Apple’s new HomePod is a very interesting device. But it’s overpriced, and when it sounds good, it’s great; but it doesn’t always sound good.
The HomePod mini is not a mini version of the HomePod, but a different device entirely. At the same time, it’s the cheapest Apple device that works on its own. It needs the cloud for Siri, and for Apple Music, of course, but at $99, it’s the least expensive Apple product that is not an accessory.
It’s worth considering this when thinking about what the HomePod mini is for. It’s not for music; it’s for the smart home. Apple is way behind Amazon in the smart speaker / smart home space, and, even though just about every Apple user has Siri in their pocket or on their wrist, having a device in fixed locations in the home may lead to more use of Siri and specifically smart home products.
Note the four key points that Apple presents on its website for the HomePod mini:
- Room-filling sound.
- An intelligent assistant.
- Control your smart home.
- Private and secure.
I think it’s safe to discount the first; the HomePod mini is really mini: it’s 3.3″ / 84mm tall.

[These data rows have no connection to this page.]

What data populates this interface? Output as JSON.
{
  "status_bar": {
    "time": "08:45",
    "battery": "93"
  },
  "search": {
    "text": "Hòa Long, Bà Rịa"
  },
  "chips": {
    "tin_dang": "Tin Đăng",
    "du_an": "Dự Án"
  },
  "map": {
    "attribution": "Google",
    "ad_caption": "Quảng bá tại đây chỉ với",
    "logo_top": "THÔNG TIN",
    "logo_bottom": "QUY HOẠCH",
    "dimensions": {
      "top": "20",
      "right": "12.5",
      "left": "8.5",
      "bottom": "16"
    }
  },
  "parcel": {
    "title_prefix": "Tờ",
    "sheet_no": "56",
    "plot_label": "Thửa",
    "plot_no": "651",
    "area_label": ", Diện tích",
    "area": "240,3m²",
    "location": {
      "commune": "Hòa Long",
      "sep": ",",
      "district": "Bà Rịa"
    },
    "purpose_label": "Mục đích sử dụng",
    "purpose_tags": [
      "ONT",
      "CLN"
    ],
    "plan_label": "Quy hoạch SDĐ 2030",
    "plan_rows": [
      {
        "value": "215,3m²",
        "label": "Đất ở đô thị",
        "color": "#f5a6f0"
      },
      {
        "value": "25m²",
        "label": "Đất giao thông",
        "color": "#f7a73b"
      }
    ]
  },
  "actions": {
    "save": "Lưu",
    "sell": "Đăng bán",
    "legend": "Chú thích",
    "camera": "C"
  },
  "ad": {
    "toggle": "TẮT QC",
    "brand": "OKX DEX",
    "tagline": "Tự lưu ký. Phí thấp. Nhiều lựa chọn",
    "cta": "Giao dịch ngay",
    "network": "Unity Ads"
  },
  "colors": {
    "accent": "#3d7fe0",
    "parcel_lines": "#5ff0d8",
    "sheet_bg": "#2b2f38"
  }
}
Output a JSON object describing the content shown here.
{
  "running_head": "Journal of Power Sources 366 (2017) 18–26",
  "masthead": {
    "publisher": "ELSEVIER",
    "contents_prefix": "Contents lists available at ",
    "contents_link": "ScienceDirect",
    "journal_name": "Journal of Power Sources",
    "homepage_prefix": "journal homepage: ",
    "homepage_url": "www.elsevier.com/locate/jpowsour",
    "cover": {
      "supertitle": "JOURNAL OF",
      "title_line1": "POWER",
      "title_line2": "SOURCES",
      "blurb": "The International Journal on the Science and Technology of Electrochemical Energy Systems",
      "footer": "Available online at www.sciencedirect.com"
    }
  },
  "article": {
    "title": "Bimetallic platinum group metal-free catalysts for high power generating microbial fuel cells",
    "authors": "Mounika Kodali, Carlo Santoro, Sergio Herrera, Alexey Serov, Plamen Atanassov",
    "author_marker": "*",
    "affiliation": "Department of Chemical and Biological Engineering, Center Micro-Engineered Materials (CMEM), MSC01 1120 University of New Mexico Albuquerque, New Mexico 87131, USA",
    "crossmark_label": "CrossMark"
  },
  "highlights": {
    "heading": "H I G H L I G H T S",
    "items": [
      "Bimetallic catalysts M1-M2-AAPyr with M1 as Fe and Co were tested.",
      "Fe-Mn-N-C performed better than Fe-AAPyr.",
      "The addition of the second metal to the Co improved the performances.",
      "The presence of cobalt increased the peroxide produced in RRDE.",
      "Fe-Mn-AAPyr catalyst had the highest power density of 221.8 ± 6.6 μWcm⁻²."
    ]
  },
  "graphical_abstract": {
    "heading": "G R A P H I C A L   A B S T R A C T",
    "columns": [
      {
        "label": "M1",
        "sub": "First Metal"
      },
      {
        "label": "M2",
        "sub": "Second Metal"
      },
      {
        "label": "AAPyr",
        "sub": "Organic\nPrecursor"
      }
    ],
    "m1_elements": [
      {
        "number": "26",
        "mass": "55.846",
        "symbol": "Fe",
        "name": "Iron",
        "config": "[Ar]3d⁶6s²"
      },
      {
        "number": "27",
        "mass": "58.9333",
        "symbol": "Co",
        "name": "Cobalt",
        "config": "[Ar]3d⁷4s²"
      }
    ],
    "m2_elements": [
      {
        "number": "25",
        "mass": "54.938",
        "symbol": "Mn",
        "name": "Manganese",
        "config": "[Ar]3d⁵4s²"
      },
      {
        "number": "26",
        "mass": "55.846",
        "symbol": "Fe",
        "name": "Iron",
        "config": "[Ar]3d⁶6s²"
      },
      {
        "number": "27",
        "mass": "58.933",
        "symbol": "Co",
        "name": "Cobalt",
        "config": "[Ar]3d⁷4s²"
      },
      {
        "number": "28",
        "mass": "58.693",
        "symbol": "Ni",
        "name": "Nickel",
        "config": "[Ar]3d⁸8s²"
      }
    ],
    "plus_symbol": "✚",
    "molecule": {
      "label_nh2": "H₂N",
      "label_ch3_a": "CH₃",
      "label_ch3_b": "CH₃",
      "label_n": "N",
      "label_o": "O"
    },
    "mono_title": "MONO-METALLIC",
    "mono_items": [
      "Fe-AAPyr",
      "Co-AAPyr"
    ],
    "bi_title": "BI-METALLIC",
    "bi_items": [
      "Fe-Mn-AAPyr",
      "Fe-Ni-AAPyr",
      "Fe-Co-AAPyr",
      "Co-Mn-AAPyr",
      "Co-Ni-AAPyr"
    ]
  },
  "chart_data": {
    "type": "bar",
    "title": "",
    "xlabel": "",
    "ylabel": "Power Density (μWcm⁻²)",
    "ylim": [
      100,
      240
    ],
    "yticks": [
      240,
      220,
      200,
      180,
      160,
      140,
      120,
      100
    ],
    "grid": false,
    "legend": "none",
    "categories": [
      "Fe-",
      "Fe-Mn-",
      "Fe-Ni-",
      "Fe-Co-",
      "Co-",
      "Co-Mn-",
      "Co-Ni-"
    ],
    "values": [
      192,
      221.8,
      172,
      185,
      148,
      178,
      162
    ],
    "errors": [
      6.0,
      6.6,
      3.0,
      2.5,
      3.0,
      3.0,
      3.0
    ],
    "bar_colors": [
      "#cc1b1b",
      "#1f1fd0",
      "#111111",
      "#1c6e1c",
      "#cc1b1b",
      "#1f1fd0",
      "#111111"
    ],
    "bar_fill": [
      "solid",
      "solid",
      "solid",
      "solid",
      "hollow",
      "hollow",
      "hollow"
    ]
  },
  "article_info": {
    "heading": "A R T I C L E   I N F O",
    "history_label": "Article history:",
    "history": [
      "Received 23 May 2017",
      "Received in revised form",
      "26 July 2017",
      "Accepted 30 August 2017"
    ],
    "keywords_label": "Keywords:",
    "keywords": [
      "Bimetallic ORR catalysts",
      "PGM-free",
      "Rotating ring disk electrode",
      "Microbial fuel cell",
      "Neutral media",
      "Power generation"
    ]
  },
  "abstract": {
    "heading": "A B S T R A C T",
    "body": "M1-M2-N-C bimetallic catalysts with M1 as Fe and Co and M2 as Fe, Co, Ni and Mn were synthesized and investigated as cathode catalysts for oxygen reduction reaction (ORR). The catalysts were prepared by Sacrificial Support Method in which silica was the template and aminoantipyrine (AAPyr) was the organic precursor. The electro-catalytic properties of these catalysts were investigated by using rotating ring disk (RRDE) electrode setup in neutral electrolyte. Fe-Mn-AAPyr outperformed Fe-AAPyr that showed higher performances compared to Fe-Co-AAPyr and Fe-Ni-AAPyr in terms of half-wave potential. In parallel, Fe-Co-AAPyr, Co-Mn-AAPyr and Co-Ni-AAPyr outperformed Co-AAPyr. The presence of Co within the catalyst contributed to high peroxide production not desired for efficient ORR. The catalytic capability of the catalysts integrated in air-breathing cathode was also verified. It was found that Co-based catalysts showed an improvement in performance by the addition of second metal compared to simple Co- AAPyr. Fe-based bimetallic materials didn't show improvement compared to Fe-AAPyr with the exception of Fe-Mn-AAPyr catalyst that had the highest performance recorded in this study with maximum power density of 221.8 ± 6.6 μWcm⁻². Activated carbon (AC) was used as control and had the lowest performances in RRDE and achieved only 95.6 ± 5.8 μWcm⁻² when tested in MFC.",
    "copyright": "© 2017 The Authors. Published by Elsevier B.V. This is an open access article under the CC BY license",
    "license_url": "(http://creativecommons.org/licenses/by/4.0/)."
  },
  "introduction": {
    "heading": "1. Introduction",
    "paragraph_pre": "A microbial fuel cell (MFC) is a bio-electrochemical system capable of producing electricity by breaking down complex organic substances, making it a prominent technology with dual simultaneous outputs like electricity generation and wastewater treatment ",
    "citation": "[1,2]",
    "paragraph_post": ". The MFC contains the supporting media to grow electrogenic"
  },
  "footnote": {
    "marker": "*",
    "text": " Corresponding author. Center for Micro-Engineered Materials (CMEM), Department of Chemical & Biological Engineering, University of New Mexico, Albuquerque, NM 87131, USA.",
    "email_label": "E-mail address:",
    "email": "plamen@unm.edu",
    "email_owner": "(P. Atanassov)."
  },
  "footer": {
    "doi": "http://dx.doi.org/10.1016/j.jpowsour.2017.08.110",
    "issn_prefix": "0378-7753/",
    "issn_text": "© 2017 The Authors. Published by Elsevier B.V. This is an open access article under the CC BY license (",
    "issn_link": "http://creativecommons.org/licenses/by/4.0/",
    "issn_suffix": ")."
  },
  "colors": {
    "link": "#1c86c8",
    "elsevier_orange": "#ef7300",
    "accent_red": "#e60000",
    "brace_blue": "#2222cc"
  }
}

That’s a tad more than 1/2 the height of my iPhone 11. It’s not mini, it’s tiny. It will play music, and sound like an inexpensive Bluetooth speaker, but nothing like the HomePod or other good standalone speakers.
The second point is just another way of saying that it works with Siri. But everyone with an iPhone, iPad, or Apple Watch already has Siri. Perhaps that’s not enough.
But it’s the third point, “Control your smart home” that is the clincher: this is where Apple is aiming. In the presentation of the HomePod mini, Apple showed a family in a cut-away house on a stage, demonstrating how this device can control the home, and help communicate within the family. (The new Intercom feature is quite interesting.) On the HomePod mini product page, there’s a screenshot of the Home app, with a new Discover tab. This tab is not yet available in the app, and will presumably be added when the HomePod mini is released. It will offer “recommendations on top‑rated accessories that work with HomePod mini, and connect to the Apple Store app for additional details and effortless shopping.”
You can, of course, control your smart home with your iPhone; the HomePod mini is just an interface. But it serves an important purpose: it can be a HomeKit hub, and it is the cheapest device that can serve this purpose. While you don’t need this to control simple smart home devices, you do need it to share your devices across your family, or to control them remotely. Currently, you need either a HomePod, an Apple TV, or an iPad to have a HomeKit hub. The first two devices set themselves up automatically, and you have to turn on specific settings on an iPad for it to work. But the iPad must remain in your home, and not run out of power, in order for it to serve this purpose.
Apple is clearly banking on the smart home as their Next Big Product. While it’s not a “product” as such, and certainly will not rival the iPhone, if Apple can get a large number of users to buy into the smart home idea, there’s lots of money to be made. The smart home needs a killer app to take off; so far, it’s been Amazon’s Alexa, but lots of people don’t trust Amazon. Hence the fourth point: “Private and secure.” I’ve heard from several people already, who are Apple users and have Alexa devices, who are going to buy two or three of these, and ditch Alexa.
Back to the price; $99 is the cost of some of Apple’s watch bands. It’s the cost of the Magic Keyboard. It’s cheaper than the Apple TV. It’s the cheapest product that, on its own, actually does something.
This isn’t to say that it’s cheap; compare it with Amazon’s Echo Dot, which you could get for $19 on Prime Day. That product is a loss-leader to get you into the Alexa platform. Apple would never sell the HomePod mini that cheaply, but perhaps we’ll see it discounted as a bundle with other devices, or why not even for free when you buy, say, a new Mac?
The HomePod mini is a Trojan horse. If Apple succeeds in selling enough of these, they can get a strong foothold in the smart home.